d.   Material Engine (includes bare engine, engine fuel control, thrust reverser, exhaust nozzle systems and augmentor systems) (includes gear box, but does not include propeller on turboprop engines)

 

                                         Cam = (CFHe * tf + CFCe) / (Vb * tb)

 

                     Where:        CFHe         =  2.5 Ne * (Ce / 105) = Material Cost -- $/Flight Hour (For Subsonic Airplanes)

 

CFCe  =  2.0 Ne * (Ce / 105) = Material Cost $/Flight Cycle (For Subsonic Airplanes)

 

CFHe  =   4.2 Ne * (Ce / 105) = Material Cost $/Flight Hour (For Supersonic Airplanes)

 

CFCe   =   2.9 Ne * (Ce / 105) = Material Cost $/Flight Cycle (For Supersonic Airplanes)

                                 Ne         = Number of engines

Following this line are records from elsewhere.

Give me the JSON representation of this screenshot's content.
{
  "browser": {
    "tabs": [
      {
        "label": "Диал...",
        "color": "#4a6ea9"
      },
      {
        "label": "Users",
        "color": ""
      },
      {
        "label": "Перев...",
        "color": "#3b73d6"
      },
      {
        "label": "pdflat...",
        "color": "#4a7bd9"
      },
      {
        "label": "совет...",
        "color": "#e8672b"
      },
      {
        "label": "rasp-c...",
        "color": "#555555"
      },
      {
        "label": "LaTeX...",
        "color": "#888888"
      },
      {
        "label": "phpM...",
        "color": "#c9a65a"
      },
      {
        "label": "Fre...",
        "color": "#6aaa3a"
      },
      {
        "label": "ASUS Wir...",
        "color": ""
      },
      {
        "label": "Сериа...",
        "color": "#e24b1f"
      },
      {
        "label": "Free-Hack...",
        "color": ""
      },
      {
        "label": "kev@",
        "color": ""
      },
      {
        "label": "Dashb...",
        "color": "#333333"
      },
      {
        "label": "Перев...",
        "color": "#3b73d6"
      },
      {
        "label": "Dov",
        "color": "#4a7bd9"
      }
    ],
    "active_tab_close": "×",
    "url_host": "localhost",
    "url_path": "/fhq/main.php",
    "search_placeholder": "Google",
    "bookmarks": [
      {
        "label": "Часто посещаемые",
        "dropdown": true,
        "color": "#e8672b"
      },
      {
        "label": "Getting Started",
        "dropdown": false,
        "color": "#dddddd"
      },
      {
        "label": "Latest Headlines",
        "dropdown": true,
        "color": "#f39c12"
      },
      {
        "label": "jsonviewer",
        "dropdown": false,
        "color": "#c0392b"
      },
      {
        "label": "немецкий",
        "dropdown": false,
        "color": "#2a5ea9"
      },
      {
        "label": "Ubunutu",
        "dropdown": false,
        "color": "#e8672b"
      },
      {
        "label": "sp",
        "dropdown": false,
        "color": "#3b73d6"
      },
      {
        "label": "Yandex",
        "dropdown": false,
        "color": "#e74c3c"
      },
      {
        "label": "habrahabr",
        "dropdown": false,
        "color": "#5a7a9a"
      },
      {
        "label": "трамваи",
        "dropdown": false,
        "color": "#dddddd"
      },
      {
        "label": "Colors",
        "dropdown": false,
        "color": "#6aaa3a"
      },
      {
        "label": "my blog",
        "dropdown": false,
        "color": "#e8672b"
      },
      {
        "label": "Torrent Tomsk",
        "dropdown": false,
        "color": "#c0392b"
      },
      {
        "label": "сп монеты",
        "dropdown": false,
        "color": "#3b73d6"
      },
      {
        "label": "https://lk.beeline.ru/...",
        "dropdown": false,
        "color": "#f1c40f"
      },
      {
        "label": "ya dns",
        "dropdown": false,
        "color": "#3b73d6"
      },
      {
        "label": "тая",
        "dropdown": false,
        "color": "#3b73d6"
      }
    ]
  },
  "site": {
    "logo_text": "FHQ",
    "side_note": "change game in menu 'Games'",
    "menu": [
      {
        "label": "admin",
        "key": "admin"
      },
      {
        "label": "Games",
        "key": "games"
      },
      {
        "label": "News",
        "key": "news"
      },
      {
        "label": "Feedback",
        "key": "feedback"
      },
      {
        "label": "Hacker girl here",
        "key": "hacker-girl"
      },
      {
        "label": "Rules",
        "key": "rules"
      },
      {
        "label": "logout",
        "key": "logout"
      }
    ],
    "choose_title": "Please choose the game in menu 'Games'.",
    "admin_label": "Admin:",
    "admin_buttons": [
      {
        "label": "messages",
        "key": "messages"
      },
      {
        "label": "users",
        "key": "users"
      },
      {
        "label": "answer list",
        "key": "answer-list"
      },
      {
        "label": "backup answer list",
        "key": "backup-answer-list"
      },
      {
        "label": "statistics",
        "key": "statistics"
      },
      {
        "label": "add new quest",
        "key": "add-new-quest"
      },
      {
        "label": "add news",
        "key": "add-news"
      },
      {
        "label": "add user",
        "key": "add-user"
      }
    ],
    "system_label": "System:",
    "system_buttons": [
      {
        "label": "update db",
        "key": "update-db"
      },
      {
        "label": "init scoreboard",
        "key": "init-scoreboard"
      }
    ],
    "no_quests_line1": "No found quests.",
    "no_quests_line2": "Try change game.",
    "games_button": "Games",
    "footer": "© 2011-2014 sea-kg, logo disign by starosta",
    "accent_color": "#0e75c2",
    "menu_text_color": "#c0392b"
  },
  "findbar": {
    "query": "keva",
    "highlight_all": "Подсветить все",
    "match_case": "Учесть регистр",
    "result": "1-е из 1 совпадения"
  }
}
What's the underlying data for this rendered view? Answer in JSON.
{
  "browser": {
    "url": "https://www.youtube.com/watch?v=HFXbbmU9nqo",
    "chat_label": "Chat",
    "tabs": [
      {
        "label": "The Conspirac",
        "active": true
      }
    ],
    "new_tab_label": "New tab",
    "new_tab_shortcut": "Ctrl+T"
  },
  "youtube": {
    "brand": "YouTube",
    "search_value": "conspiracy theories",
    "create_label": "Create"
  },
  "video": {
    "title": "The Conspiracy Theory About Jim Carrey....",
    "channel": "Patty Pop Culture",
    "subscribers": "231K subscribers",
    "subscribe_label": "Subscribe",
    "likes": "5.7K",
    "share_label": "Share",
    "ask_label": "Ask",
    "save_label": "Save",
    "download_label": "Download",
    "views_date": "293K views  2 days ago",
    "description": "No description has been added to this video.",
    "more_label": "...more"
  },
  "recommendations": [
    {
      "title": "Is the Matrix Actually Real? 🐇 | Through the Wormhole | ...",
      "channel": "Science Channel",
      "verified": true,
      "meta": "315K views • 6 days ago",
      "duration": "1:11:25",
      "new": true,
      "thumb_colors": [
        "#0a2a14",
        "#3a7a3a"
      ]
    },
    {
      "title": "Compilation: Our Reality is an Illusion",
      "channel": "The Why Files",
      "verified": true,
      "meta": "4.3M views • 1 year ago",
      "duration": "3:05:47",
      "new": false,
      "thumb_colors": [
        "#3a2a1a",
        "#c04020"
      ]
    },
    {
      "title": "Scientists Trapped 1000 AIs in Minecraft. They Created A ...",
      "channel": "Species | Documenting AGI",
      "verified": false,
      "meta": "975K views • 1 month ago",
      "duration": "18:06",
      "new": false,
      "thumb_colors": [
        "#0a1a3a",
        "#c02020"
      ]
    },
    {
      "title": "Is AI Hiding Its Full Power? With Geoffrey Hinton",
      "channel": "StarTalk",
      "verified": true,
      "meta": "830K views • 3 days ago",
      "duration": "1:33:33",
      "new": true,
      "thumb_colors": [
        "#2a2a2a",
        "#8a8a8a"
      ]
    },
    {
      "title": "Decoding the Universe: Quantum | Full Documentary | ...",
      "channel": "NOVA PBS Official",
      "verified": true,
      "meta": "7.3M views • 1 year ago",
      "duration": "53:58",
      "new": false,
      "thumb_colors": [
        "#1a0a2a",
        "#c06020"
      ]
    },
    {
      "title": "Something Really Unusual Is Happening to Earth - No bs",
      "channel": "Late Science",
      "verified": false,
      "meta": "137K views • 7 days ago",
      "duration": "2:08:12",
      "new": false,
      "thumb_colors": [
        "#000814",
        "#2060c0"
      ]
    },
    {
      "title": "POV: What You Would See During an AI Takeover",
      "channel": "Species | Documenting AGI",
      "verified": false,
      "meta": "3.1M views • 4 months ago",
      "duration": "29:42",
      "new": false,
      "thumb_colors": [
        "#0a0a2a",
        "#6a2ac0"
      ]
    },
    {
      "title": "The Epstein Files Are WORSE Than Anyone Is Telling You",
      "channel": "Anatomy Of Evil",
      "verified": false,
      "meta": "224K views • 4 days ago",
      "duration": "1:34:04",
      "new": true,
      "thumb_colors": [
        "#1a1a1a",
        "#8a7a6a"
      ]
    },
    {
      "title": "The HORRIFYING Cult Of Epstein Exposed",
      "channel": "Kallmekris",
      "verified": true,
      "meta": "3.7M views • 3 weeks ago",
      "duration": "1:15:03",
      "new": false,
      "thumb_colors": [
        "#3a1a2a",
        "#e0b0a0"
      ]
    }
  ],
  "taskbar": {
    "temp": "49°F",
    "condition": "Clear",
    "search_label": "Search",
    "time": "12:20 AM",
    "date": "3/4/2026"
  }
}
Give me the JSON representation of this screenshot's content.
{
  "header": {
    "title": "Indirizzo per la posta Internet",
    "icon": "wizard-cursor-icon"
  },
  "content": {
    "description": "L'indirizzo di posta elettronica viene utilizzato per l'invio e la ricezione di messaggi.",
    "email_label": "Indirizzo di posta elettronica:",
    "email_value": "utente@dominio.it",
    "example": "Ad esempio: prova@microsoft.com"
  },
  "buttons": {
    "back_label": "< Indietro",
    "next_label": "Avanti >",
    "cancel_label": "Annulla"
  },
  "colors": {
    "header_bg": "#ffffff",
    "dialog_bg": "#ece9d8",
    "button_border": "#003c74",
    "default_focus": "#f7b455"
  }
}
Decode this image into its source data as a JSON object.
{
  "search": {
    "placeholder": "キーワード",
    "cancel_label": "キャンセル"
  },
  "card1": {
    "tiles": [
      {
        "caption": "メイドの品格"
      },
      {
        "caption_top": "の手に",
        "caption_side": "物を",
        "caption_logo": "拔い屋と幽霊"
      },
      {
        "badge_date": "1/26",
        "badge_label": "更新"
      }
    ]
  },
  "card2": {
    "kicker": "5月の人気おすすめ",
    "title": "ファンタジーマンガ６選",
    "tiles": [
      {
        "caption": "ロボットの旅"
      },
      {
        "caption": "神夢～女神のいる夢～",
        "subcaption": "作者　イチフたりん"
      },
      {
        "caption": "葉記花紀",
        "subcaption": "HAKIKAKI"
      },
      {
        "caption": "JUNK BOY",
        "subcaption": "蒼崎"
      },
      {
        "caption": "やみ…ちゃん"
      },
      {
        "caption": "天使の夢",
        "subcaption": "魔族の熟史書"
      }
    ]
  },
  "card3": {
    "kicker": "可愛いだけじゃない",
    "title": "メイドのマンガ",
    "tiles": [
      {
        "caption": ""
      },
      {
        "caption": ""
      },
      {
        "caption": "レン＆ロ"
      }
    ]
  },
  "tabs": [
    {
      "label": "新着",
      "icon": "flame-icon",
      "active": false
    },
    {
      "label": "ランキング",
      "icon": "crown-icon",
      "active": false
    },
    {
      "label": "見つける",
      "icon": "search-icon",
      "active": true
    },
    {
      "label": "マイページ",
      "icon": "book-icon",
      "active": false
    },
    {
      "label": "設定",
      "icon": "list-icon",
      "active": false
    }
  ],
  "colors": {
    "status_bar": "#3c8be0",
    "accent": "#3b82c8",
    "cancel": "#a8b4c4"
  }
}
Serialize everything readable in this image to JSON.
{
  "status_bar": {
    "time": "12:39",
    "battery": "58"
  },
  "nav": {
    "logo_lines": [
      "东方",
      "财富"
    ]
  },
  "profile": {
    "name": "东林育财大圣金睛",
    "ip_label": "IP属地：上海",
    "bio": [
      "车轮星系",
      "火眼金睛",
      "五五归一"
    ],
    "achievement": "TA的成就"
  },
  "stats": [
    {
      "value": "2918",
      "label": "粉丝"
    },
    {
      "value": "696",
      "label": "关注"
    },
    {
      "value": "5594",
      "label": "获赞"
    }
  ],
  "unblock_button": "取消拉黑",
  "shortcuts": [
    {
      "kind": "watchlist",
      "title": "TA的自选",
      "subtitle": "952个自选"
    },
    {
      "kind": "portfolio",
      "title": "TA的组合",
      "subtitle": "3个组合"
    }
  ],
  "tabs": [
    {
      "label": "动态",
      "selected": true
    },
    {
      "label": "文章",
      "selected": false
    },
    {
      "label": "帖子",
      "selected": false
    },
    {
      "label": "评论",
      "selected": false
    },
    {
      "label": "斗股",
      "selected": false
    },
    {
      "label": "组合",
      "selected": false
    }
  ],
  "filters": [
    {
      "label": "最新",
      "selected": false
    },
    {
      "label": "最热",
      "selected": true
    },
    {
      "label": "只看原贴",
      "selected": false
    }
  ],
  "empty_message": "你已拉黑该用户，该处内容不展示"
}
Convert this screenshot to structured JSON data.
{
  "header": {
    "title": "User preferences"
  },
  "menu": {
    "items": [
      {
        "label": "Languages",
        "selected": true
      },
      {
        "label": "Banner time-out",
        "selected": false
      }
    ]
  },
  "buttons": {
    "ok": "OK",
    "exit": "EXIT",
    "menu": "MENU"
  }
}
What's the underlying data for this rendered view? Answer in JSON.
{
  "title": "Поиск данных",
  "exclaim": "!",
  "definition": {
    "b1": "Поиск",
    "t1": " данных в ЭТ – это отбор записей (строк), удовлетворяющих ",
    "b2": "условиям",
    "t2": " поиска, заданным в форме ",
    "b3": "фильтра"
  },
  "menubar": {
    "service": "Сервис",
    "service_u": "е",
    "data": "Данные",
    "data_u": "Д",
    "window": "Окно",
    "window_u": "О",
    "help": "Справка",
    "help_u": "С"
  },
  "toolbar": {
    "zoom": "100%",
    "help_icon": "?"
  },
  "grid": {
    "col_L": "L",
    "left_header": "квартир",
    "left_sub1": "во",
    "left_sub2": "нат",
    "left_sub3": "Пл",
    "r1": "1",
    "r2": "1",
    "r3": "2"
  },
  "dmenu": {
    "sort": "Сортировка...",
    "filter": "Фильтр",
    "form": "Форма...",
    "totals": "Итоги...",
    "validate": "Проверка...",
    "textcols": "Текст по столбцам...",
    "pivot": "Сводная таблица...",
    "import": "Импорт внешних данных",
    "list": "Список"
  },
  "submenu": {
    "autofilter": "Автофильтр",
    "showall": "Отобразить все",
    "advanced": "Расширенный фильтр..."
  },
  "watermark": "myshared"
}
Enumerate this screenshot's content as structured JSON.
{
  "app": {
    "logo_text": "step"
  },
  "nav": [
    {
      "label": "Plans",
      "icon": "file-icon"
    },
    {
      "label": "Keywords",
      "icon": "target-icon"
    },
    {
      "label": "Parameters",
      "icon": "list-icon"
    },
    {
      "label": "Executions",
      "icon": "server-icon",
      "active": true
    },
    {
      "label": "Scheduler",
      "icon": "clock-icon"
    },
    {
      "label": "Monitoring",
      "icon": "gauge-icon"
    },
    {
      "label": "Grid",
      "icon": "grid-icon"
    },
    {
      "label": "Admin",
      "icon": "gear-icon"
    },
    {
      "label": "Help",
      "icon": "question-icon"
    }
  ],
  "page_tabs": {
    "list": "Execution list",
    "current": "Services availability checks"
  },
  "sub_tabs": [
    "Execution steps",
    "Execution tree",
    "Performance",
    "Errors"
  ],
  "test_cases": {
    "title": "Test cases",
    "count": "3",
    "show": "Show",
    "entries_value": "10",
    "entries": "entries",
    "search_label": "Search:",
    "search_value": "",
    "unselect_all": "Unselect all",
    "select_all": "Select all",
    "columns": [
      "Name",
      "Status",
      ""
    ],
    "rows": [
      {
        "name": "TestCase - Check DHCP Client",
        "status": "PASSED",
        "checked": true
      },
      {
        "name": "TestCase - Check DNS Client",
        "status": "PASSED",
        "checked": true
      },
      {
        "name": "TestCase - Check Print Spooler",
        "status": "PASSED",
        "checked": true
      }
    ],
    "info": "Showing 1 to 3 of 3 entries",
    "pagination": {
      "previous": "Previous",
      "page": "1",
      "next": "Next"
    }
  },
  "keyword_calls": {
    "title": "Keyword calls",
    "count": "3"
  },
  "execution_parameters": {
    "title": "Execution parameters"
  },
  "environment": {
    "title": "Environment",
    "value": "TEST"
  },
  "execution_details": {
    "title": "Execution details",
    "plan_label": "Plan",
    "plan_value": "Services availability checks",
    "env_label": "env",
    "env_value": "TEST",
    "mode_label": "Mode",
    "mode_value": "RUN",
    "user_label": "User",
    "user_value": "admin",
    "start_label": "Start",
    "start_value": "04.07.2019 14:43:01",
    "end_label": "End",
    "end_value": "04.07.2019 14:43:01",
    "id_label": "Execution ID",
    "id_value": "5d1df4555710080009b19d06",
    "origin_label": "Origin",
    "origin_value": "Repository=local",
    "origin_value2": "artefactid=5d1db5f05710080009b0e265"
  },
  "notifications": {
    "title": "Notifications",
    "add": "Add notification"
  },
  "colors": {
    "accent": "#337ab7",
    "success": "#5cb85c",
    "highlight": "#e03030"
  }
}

                                                   Ce        = Cost of one engine

 

 

e.    Maintenance Burden

This may be calculated at 1.8 times the direct airplane and engine labor cost.

 


 

3.    DEPRECIATION — FLIGHT EQUIPMENT

 

The depreciation of the capital value of an airplane is dependent to a large degree on the individual airline and the world economic and competitive conditions as the airplane is maintained in a fully airworthy condition throughout its life. For the purposes of this formula, the depreciation periods in years (Da) and the residual value for the airplane and its components is as follows:

 

Complete Airplane Including Engines and All Spares

                                                                                                                     Depreciation                       Residual

                                                                                                                     Period (Da)                                        Value

                                               Subsonic Turbine Engine Airplane                          12                                     0%
                                               Supersonic Airplane                                                15                                     0%

 

 

NOTE:     Financial accounting practice normally recognizes a residual value, however, the dollar amount is usually nominal.

 

a.    Depreciation (Total Aircraft Including Spares)

                                         Cam  =  (Ct + 0.10 (Ct – Ne Ce) + 0.40 Ne Ce ) /  (Da  U  Vb)

                                                                                                                                              a

                     Where:            Ct        =  Total airplane cost including engines (dollars)

Ce      =  Cost of one engine (dollars)

Ne      =   Number of engines

      Da     = Depreciation period (years)

      U       = Annual utilization — block hours/year (See Figure 4)